WCP: What inspired the story?
MH: It started with a moment. The character of the colonel was sparked by a man running down my road. I couldn’t believe this older man was jogging. He had on a jogging outfit, which on my road in those days was unheard of. Farmers don’t have time to jog. I realized he probably was from the upscale retirement community across the highway from where I lived. But the other thing I noticed was that, when he passed me by, he gave me this look …of utter devastation. Like something was crushing him. It was like a body blow. I mean, I couldn’t see anything or do anything. I was walking my dog. And he kept going. And I thought, ‘Wow, what would make a person look that way? What would make a person feel that way?’
At the time, I was writing short stories. But I turned to a friend of mine. … I told her about the experience, how I’m gonna write a novel about them. And that got me started.
I was [also] writing essays about historic, Indigenous people. There were 20 nations in the Carolinas, east of the Cherokee, when European people set foot in the Carolinas, and there are still quite a number of them here. But the culture became fractured, of course.
I had the experience in my research of standing on the site of the biggest Tuscarora village. I knew that, underneath the soil, there were artifacts of all kinds, including my favorite artifact: pots of peach pits. The Tuscarora people had peach orchards, which doesn’t … make any sense, because peaches are not native to the Americas. They were brought by the Spanish. The native people loved peaches. So they grew their own. A small detail like that, just really haunted me and made me realize that where I live history was alive, but it was not expressed. It was hidden history.
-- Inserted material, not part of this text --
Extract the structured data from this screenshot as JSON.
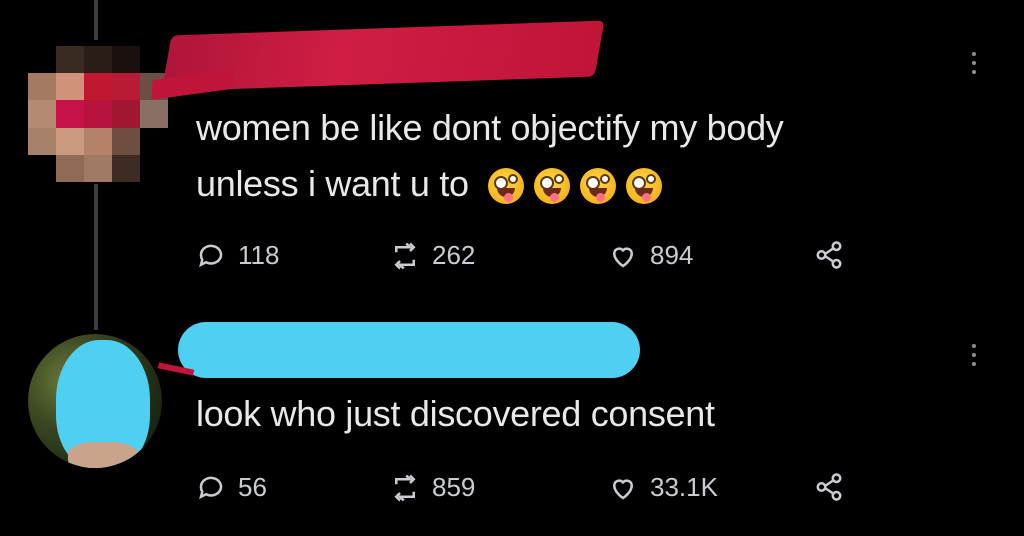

Marjorie Hudson and Sunu P. Chandy discuss their work at 7 p.m. on March 29 at the Writer’s Center. writer.org. Free.